Remember this Simpsons bit with Krusty about hemorrhoids and riding bikes?
That “I can ride a bike again!” idea jumps into my head a lot (more often than a person should really think about hemorrhoids…probably). I think about it in conjunction with that “It’s just like riding a bike” expression used to refer to an activity that, once learned, becomes so second nature that it can be engaged again without effort even if it’s been a long time since the last time you engaged the activity.
I’ve been improvising on stage since I was 12. Over the subsequent years I’ve learned a lot and logged a lot of hours on stage. You might think at this point – even if I were to step away from improv for a while – I could get on stage with anyone anywhere and it’d be “just like riding a bike.”
But then there are those damn hemorrhoids. Once you get decent at something you can get in your head about not wanting to fall back below that level of competence you’ve reached, and that fear actually undermines the effort. God forbid you start teaching so that every time you get on stage in front of students your mind goes to “putting your money where your mouth is” instead of putting your mind in the moment. And, heavens to Betsy, one day you’ll be on the old side of this young person’s hobby and you’ll feel that while you’re taking stage time those whippersnappers are thinking you should be put out to pasture. Hemorrhoids!

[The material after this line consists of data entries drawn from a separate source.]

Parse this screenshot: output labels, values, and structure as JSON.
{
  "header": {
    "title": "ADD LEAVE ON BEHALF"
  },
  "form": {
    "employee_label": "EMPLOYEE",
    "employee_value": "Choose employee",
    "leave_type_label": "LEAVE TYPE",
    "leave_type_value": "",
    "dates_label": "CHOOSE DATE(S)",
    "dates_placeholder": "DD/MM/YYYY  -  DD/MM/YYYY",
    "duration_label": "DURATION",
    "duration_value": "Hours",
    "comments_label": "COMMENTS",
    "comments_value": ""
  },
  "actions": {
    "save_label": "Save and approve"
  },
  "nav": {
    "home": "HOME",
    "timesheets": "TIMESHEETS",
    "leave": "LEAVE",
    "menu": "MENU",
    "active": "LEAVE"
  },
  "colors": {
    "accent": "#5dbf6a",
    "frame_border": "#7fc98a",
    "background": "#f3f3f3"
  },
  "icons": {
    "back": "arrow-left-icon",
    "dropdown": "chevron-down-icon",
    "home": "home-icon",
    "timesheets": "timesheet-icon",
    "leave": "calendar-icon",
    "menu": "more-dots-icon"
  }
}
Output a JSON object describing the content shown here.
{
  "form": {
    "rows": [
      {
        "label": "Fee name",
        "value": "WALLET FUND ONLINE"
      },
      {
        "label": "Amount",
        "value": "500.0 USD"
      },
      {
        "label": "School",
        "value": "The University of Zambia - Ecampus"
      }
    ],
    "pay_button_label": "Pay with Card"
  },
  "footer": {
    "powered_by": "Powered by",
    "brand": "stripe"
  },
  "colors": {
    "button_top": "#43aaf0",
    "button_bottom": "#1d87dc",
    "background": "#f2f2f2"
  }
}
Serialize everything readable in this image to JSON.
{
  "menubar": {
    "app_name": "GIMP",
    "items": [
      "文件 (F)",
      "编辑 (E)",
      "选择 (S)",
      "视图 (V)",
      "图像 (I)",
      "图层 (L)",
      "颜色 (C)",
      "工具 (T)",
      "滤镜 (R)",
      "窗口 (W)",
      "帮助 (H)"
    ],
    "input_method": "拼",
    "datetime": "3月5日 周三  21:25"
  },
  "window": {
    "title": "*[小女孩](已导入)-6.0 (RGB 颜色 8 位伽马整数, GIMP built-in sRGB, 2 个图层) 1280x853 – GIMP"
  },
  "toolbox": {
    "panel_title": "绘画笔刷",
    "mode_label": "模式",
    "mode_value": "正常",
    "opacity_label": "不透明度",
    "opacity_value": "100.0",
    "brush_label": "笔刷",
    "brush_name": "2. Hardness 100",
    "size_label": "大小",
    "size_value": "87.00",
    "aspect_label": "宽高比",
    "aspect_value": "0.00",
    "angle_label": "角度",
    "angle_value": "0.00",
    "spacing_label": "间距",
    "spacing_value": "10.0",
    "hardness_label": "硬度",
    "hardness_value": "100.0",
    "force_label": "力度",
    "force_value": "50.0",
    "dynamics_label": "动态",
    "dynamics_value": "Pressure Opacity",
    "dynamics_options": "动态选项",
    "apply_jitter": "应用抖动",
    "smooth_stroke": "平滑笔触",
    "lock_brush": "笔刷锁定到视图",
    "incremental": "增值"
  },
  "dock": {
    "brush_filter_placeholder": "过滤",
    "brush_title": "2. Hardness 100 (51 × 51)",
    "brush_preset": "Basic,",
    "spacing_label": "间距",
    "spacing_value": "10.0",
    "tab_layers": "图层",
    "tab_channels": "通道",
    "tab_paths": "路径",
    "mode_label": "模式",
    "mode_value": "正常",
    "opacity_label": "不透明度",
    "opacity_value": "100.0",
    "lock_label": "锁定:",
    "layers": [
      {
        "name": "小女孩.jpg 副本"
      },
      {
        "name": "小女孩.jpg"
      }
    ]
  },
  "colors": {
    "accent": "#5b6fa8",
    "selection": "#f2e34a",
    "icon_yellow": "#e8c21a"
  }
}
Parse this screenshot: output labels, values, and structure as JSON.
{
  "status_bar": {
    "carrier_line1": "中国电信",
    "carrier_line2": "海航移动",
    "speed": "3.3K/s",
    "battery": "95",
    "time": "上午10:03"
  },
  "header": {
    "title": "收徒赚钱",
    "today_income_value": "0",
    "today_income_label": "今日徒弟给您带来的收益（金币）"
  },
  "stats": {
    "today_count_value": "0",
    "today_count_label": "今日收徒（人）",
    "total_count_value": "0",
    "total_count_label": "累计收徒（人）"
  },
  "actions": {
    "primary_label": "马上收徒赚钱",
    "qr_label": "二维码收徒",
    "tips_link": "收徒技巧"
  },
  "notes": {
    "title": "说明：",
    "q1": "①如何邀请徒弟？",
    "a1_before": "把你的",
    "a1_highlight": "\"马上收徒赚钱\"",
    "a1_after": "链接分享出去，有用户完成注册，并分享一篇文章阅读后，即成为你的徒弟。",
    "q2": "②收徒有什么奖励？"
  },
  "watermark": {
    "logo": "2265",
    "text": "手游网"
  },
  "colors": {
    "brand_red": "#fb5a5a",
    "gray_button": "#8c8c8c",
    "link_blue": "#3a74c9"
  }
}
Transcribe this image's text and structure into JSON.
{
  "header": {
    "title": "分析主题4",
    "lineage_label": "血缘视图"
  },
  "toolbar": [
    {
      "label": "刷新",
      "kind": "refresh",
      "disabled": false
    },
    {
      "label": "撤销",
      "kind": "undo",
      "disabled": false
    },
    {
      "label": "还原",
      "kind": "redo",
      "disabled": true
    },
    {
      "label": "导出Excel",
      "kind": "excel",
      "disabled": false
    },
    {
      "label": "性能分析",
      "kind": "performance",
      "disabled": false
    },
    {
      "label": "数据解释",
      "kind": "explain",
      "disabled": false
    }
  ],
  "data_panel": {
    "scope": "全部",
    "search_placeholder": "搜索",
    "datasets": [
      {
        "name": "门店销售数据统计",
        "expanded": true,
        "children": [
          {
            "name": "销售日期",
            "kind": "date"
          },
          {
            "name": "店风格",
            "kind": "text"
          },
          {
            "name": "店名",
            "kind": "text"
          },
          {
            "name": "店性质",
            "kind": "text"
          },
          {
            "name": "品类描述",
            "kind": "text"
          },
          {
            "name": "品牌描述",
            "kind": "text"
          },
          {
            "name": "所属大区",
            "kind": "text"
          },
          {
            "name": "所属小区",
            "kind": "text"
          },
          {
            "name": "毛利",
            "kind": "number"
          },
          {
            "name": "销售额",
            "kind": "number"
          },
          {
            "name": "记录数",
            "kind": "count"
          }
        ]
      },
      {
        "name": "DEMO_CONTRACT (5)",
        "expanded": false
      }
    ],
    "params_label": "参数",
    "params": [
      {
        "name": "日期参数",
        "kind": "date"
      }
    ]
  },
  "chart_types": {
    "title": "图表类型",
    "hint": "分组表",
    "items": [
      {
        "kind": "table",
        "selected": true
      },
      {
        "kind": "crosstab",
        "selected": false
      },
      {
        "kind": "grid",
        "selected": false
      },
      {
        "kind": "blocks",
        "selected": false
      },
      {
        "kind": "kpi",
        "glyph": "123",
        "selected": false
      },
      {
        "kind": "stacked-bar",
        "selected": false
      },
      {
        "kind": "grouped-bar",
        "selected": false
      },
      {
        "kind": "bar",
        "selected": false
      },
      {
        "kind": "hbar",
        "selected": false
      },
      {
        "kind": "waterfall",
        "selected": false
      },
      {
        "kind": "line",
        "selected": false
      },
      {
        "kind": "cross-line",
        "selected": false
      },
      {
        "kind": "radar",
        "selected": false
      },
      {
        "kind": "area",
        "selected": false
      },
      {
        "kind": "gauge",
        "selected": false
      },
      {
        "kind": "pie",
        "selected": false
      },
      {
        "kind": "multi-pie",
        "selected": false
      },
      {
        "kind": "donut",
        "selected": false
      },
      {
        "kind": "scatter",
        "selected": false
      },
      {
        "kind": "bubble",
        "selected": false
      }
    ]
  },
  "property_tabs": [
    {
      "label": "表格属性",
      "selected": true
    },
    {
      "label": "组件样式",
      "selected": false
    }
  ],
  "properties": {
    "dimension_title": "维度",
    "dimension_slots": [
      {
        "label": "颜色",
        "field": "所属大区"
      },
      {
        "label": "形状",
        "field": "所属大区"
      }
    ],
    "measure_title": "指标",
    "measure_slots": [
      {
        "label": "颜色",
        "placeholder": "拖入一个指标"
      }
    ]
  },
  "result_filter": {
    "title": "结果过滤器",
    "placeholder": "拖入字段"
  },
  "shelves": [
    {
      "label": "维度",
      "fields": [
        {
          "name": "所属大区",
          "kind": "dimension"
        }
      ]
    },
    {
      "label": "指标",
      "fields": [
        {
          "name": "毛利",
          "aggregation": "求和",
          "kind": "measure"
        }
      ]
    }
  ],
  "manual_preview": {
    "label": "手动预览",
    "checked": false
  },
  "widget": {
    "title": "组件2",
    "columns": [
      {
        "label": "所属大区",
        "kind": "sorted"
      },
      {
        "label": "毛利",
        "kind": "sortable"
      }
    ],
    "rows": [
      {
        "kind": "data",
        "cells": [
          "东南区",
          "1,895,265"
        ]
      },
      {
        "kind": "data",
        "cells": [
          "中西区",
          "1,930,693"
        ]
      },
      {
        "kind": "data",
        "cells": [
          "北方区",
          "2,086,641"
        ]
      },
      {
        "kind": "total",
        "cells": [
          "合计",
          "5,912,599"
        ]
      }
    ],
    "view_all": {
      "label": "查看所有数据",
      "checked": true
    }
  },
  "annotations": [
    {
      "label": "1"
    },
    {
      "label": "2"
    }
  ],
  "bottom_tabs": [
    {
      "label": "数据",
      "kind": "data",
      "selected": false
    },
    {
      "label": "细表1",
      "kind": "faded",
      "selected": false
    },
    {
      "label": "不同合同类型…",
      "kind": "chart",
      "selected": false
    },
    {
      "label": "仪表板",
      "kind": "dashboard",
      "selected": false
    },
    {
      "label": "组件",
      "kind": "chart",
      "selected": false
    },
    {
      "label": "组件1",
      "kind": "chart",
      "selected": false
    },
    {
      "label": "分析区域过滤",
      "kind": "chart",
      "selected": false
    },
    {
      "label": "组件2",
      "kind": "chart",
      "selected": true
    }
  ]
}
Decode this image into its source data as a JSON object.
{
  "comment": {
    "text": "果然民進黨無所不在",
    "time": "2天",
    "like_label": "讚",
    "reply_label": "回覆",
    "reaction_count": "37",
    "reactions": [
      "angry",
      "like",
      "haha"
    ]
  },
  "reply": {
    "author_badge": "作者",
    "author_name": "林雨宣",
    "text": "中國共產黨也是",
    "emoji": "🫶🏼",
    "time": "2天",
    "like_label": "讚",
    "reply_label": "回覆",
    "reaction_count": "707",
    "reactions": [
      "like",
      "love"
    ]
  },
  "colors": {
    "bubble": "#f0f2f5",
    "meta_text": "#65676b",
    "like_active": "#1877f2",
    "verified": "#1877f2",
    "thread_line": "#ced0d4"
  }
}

On top of that, you might be committing the worst sins of the old improviser: You and your team aren’t practicing and don’t have a coach. So you are feeling all the pressure in the world to succeed on stage and eschewing the thing that your ensemble needs to succeed.
Yes, “you” is “me.” These are my hemorrhoids, my sins. Riding a bike was hard.
But guess what? “I can ride a bike again!” And the fix? Preparation (H).
We committed to practicing regularly. Narcs, our team of veteran improvisers had played with each plenty over the years; we just hadn’t ever learned together. We needed time to play together off stage to reduce the amount of pressure we felt when on stage. We needed to be able to try things where we were okay failing at them.
We got a coach. We entertained the notion of rotating coaches from our cast. We are our company’s most experienced improvisers and we hold most of the leadership positions – so, c’mon, who would we respect and who would have the guts to tell us what to do? Well… one of our hemorrhoids was “being on the same page” and rotating cast members as coaches would have had us jumping from page to page and would be unlikely to provide a consistent narrative. We needed someone to direct us from outside.
We got Elizabeth Byland to be our coach. “EB” recently came to Richmond as an adjunct professor in the Virginia Commonwealth University Department of Theatre. And “EB” is awesome – an awesome person, an awesome improviser, and awesomely exactly what the doctor ordered.
“My teaching centers on playing together,” she told us that first night. “We want to be having fun with one another.”
And for our first warm-up she presented us with a Koosh Ball. We stood in a circle and batted the ball around. You could hit it as many times as you could. We just had to count out-loud together how many times we hit it. And when it hit the ground we cheered, picked it up, and started over.
What did that have to do with improv? Well, I found myself focused out on my friends playing a game together. There were no mechanics to be in one’s head about. There was no goal to reach nor any harm in the ball dropping.
We. Were. Just. Having. Fun. Together.
And guess what? That fun? That sense of play? Being focused outward on what’s happening instead of being in our heads worrying about what’s next? That all transferred to stage.
Here’s the show that followed that first practice –
Performers are Patrick Gantz, Matt Newman, Summer McCarley, Matt Micou and David Pijor
It’s not “the best” show. But, oh man, listen to the audience LOVE it.
And. It. Was. FUN!!!
We had fun with discovery. With stage picture. With endowments.
We had fun together!
We had fun with big choices. With creative mechanics. With chaos and quiet.
We had fun together!
There’s no money in improv. There’s little fame and even less glory.
There is absolutely no reason to do this stupid thing unless you’re having fun doing it.
It’s improv’s most simple truth. And yet it’s so easy to lose sight of when one’s focus gets drawn into their navel.
I had become too concerned, too careful, too caught up. I wasn’t having fun. And I was falling off my bike.
Thanks to EB and my Coalition friends, “I can ride a bike again.”
I’ll fall off again. I’m sure of it. But that’s why I wrote this post: To remind me of the only thing I need to know.